It’s March Madness time – and that means brackets, brackets everywhere. And that’s great because we love bracket contests. Many people’s hoops brackets get blown up early though—that’s not so great. Don’t feel bad, we’re told, the odds of nailing a perfect bracket are longer than 8,000,000,000,000,000,000-to-1.
Sure, the odds are long, but they’re nowhere near that tough. That guess, and every number like it, is based on the idea that almost every one of the 63 match-ups is nothing more than a perfectly random coin flip. Nothing could be farther from the truth. You can cut those odds drastically by picking very few upsets in your bracket.
Consider the #1 seed vs. #16 seed match-ups. The people on our basketball promotions desk think that a #16 seed is going to beat a #1 seed someday fairly soon because college basketball is getting more competitive top-to-bottom. But it hasn’t happened yet. And in any particular game this year, the #1 seed has to be at least 95% to win.
Here’s some match-up data you might want to look at: Team Data
Here are a few points that jump out:
- The #2 seeds win their first games 94% of the time (vs. #15)
- The #3 seeds win their first games 83% of the time (vs #14)
- The #4 seeds win their first games 80% of the time (vs. #13)
- Moving on to the second round, the #1 seeds are still about 85% to win their games (80% vs #8 seeds, and 90% vs #9 seeds). Overall, #1 seeds win 78.5% of their games.
Now here’s something else that’s a little bit cute: Seeds can only play “themselves” in the Final Four or the Championship. #1 seeds have matched up against each other 21 times. That means the #1 seeds are going so deep into the tournament, their biggest enemies might be other #1 seeds. #2 seeds have only played other #2 seeds twice. #3, #4, and #5 seeds playing their own kind? Once each. So going forward, it seems we’re much more likely to see a #1 vs #1 in the Final Four than #2 vs #2 or #3 vs #3 etc.

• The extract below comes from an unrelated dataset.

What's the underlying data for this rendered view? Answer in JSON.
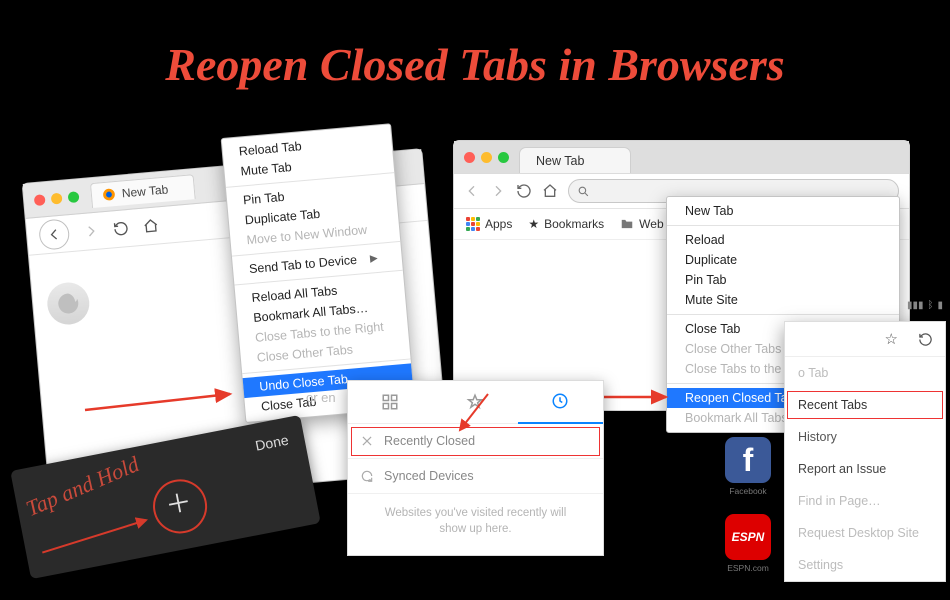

Trying to win your bracket contest? Pick the stronger seeds, and pick the #1 seeds to do very well.
OK, so what about that perfect bracket? It’s still tough. Tougher than hitting the lottery? Maybe, because we can’t expect all the favorites to win all the time. But it’s not quintillions to one, because the games aren’t totally random. Stronger teams do better more often, and you can use that to your advantage. Go build that bracket!